--- DATA FOR ANALYSIS ---

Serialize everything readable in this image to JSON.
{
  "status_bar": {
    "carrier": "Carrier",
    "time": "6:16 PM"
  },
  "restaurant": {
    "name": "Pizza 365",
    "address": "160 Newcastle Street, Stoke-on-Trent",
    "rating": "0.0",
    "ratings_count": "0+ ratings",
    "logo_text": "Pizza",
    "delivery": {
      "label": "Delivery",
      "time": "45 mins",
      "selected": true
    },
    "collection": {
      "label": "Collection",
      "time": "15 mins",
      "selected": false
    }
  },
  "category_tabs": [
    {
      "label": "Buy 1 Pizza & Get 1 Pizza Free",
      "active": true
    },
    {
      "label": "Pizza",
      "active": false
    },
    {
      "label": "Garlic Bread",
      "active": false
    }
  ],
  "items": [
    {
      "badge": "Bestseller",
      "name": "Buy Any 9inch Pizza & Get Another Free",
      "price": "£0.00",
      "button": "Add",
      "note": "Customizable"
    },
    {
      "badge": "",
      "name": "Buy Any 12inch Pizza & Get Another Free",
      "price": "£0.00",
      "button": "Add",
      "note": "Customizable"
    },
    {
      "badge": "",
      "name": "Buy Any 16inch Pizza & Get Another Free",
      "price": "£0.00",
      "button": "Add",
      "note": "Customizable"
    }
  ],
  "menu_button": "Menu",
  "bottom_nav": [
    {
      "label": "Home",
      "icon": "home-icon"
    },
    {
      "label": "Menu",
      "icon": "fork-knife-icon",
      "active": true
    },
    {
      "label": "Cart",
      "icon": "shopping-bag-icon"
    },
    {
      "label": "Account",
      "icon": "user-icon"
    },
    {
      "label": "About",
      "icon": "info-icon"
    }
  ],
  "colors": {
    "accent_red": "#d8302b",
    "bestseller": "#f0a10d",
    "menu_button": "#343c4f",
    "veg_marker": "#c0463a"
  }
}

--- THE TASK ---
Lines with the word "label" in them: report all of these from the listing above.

--- TASK OUTPUT ---
      "label": "Delivery",
      "label": "Collection",
      "label": "Buy 1 Pizza & Get 1 Pizza Free",
      "label": "Pizza",
      "label": "Garlic Bread",
      "label": "Home",
      "label": "Menu",
      "label": "Cart",
      "label": "Account",
      "label": "About",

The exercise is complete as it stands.